1. You learn what your deal-breakers are.
We all have them, and to try to diminish them for fear of sounding too high-maintenance is to sell yourself short on the fact that there are just some things that you can’t live with. People have and will break up for petty reasons, serious issues, and everything in between, and if you absolutely cannot see yourself growing old with someone who doesn’t agree with you on children or something that will easily impact the rest of your life, then that’s totally fine. Whether you don’t align politically, religiously, or someone said something really racist and you can’t look at them the same way — it doesn’t matter. Those are real rifts, and sometimes it’s not worth the effort of being the bigger person if it’s compromising something that’s important in your life.
2. You realize that what you think you want what you need are two different things.
Sure, we all have our checklists, and it’d be nice to hold out for someone who looks like they’re just walking around all photoshopped and perfect, can cook four-course dinners, speaks eight languages, is great with kids, and holds a really impressive job where they make oodles of cash that they just lavish on us for no reason other than “to see you smile,” or something equally as cheesy and wonderful. Life doesn’t work that way. Maybe their perma-toned body is the result of thousands of dollars’ worth of photoshop, maybe they work so hard that you never see them. You might think you want to end up with one kind of person, and wind up falling in love with another. The only way to find out what works and what doesn’t is to switch up the variables and date outside of what you think you want; you are the constant in any relationship you are ever in, after all.
3. Still, you get a better sense of what you ought to look for, for better…
Apply what you learned from one heartbreak to the next possible love. Keep a checklist if it’s easier for you, and seek out the pros you listed in your next possible relationship — but just know that the same qualities manifest themselves differently in different people, so you’re not going to be able to manipulate and engineer your perfect partner with a few swaps and modifications.
4. … Or for worse.
Red flags are often made up of the smallest gestures that snowball into bigger issues, but they’re almost always there from the outset. They might not be your deal breakers, but they’re still little indicators that something might not be going right — and it’s up to you to decide whether it is or isn’t worth fixing.
5. You learn how to cope with minor fights.
Because that’s just it — you can now recognize them as being minor. A dumb comment here or there or forgetting to pick up your first favorite ice cream at the grocery store isn’t something call it quits over, and if they do piss you off for something small, you have your coping mechanism — going for a run, grabbing a drink with a friend, downing your sorrows in the right kind of ice cream because you are a grown ass human being and you can buy whatever ice cream you please — and you can work through whatever small miscommunication set you off.
6. And you’re better equipped to know when it’s worth it to weather larger ones.
Let’s go back to the concept of working through — now that you’ve been through a few fires and come out that much stronger, you know the limits to which a relationship might be able to go before it breaks, and you know how much work you’re willing to put into something before you have to render it irreversible and cut your losses.
7. You get practice in putting someone else’s needs before your own.
To the outside, sometimes love looks a little inconvenient, whether it’s bringing them soup when they’re sick and they live far away from your normal route, or you have to swallow your tongue in front of a really offensive family member who is clearly in the wrong.
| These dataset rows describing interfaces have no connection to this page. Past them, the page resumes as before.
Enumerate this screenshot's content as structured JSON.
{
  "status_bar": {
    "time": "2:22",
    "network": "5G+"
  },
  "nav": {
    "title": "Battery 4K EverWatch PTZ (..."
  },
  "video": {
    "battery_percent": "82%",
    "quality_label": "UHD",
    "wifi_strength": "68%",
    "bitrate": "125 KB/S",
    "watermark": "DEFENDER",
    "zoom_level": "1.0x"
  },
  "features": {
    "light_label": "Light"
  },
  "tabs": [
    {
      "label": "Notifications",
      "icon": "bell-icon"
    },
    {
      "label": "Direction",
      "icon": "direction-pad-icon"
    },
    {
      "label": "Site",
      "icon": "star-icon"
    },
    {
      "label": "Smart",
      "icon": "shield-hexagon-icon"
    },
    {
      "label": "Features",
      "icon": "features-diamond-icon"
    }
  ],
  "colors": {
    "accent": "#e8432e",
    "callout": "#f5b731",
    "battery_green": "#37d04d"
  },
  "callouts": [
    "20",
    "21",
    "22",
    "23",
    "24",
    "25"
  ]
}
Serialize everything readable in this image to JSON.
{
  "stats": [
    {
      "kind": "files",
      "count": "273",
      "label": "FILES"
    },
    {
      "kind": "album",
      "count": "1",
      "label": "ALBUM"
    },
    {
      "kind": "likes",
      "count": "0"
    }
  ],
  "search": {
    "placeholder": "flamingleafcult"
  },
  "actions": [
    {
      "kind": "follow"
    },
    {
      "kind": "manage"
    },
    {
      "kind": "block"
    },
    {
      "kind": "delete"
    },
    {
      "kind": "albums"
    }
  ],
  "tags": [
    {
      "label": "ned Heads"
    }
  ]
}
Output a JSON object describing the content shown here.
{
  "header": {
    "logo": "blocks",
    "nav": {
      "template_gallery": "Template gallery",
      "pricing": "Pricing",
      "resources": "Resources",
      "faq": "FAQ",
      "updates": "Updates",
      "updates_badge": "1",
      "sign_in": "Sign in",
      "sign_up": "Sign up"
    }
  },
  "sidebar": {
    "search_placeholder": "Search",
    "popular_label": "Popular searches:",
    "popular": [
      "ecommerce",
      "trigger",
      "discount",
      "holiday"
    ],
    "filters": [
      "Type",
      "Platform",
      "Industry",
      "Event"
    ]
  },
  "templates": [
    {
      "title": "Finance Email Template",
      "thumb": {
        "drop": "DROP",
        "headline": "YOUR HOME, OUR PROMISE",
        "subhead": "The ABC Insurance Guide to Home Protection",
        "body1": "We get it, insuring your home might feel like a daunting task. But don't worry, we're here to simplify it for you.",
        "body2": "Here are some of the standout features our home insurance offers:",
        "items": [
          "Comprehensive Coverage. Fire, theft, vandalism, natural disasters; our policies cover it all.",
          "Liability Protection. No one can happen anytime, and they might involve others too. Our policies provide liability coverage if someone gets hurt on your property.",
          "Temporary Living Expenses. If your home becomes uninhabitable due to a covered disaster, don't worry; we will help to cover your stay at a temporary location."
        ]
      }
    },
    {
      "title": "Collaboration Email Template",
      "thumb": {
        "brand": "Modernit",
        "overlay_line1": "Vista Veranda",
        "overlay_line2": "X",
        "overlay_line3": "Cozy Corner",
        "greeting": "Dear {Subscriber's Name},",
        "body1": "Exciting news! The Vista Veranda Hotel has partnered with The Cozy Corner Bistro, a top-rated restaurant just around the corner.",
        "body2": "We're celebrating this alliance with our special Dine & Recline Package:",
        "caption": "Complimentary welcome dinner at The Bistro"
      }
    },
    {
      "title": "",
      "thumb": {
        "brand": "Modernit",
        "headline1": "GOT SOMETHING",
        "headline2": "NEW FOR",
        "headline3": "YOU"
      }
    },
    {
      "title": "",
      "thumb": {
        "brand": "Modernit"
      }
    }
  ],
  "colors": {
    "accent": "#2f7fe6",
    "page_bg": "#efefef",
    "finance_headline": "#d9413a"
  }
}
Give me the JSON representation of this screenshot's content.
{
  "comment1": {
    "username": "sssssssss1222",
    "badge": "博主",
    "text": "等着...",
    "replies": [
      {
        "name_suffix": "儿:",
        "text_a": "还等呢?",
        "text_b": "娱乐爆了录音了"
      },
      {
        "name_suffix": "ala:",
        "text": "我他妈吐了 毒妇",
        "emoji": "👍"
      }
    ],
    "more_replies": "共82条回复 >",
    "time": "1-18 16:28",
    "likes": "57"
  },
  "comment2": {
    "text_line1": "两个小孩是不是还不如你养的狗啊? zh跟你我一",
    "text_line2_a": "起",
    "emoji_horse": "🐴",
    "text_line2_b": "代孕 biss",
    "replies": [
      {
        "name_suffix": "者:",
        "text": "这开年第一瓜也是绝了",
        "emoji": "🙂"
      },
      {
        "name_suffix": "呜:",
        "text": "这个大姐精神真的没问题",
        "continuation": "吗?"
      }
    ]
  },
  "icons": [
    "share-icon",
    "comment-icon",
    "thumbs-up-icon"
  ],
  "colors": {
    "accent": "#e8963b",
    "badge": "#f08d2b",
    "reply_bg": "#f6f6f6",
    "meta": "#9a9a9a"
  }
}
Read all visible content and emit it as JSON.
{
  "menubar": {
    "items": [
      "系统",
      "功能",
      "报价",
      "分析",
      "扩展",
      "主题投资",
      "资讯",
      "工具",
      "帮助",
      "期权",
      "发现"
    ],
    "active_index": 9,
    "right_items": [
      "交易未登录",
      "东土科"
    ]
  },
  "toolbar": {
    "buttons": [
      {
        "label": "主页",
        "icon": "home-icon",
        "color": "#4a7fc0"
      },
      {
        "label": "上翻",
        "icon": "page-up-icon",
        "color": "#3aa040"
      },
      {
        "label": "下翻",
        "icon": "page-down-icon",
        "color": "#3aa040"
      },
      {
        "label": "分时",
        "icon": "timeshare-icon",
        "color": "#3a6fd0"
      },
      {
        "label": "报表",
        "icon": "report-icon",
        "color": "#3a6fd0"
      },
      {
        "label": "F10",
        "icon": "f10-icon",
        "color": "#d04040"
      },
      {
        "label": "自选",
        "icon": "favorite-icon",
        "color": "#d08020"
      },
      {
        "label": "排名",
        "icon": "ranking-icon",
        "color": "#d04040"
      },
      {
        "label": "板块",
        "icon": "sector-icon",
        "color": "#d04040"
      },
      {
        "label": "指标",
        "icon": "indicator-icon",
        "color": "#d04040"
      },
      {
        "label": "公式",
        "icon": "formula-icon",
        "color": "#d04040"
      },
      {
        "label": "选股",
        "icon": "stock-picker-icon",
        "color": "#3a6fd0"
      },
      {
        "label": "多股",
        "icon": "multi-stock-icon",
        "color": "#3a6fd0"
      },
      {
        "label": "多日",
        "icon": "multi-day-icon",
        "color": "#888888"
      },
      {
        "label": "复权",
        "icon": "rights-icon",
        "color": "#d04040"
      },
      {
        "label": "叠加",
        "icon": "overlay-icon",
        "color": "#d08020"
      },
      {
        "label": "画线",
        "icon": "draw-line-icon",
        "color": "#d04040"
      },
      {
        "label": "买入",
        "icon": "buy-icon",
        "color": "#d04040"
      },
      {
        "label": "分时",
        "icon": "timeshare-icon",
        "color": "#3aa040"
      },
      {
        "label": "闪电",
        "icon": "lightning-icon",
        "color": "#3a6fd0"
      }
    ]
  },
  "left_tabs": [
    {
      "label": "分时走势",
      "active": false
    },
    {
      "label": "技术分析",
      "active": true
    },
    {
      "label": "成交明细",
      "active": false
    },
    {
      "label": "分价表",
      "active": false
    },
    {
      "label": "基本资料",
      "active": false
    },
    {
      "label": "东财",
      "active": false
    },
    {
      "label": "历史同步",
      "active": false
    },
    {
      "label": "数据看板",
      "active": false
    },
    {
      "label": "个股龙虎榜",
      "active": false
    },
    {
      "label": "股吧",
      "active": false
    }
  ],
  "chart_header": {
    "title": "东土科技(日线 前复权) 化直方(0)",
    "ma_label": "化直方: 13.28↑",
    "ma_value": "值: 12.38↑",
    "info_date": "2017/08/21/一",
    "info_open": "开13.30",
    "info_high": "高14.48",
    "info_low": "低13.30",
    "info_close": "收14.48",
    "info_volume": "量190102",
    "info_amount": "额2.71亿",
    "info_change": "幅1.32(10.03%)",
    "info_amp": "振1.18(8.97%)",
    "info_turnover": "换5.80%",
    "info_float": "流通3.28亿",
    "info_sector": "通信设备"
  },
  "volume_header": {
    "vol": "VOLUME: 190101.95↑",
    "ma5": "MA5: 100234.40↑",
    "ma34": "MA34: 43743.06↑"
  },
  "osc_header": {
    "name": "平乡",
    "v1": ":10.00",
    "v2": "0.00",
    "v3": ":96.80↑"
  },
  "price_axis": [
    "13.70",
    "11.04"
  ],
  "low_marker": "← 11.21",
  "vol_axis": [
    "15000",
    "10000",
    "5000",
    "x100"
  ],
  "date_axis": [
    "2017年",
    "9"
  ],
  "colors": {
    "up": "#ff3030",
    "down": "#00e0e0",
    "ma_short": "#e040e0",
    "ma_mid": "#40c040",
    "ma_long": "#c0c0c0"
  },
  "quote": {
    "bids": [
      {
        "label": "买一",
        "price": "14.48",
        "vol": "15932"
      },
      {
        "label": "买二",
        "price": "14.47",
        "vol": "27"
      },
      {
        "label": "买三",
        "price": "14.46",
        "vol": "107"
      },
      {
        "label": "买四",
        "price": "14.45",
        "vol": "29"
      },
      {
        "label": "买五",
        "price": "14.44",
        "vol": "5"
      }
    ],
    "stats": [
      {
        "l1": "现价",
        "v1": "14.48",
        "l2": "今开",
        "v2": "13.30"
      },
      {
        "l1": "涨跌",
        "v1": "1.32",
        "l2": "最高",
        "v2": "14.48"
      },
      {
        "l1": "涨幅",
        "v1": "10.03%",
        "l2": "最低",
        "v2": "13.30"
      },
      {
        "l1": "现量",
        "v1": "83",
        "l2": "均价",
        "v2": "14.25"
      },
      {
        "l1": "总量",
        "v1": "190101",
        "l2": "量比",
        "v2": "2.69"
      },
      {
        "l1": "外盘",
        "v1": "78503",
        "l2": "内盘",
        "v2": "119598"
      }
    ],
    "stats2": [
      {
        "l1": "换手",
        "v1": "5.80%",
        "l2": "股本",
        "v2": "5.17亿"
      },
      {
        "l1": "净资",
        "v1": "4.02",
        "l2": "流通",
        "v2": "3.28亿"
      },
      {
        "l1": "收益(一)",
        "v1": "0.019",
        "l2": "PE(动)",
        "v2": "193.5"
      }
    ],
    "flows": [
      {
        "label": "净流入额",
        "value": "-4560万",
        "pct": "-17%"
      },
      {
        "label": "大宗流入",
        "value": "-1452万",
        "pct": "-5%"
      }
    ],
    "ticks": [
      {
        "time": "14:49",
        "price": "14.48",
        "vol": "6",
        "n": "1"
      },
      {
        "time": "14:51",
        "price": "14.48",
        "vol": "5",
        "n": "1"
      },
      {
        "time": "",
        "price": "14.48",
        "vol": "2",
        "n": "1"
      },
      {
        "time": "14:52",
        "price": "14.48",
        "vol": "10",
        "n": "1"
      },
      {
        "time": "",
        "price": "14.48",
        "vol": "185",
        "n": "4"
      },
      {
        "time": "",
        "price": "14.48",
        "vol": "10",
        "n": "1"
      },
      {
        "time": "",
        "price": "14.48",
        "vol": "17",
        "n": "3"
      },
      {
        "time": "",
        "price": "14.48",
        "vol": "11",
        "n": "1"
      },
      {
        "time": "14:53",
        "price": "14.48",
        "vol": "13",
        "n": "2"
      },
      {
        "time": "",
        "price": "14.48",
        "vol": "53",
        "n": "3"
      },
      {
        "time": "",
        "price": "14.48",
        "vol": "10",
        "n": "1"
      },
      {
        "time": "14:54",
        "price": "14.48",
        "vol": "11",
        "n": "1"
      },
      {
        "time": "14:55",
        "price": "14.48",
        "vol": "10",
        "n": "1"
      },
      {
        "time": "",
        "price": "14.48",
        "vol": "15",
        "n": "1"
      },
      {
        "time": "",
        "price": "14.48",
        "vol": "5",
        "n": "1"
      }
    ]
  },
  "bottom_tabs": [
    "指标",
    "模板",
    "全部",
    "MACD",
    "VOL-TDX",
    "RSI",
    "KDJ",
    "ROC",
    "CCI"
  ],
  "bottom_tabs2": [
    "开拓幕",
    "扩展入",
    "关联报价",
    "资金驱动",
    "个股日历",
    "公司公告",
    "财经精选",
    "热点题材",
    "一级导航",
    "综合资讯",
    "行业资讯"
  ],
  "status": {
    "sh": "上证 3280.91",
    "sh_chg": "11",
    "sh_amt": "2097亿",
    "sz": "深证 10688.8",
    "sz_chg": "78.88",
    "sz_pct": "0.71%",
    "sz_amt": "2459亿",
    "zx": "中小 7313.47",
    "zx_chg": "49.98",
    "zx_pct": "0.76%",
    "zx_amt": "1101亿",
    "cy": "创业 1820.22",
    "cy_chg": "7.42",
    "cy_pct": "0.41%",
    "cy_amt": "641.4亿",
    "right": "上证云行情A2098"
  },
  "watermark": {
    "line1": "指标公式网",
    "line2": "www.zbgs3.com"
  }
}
But when you’re in love, you do these things because you care about the other person, and the only way to exercise this kind of selflessness is to practice — a lot. So love people, and find that happy ground of considering what the world likes from their shoes, and when that doesn’t work out, start over and love someone else. Practice at being selfless and it will begin to come much more naturally to you.
8. But you also learn that making other people happy won’t always make you happy.
Yes, it’s possible in finding happiness in the fact that someone else happy — at its core, you’d hope that’s where love stems from. But there’s a fine line in making someone else happy, and making yourself miserable while making someone else happy. Nothing is worth that kind of anguish. Consider the places where your heart broke the scars that help remind you what is worth sacrificing for love, and what is going too far.
9. You learn firsthand that not everything is forever.
And that’s okay. It’s not supposed to. But just because something has an expiration date doesn’t mean that the days and months and years leading up to it were rendered invalid for it. Love isn’t all or nothing; it’s in the everyday moments, and though you might genuinely want to promise forever at the outset, sometimes either or the both of you simply can’t. So you learn how to move on, how to mend your heartbreak, and try again. You can’t find something if you stop looking before it’s found, after all.
10. And you learn how to be vulnerable and share your wounds with someone else.
And slowly, as you begin to unpack all of the deep hurts inflicted by other people, as you share and explain why you’re vulnerable and hurt and scared sometimes, you’ll find that not only have you not been the only heartbroken person in this world, but that the person you’re sharing all of these things with can probably relate. And it’s in those vulnerabilities that you can heal together, and maybe even find love.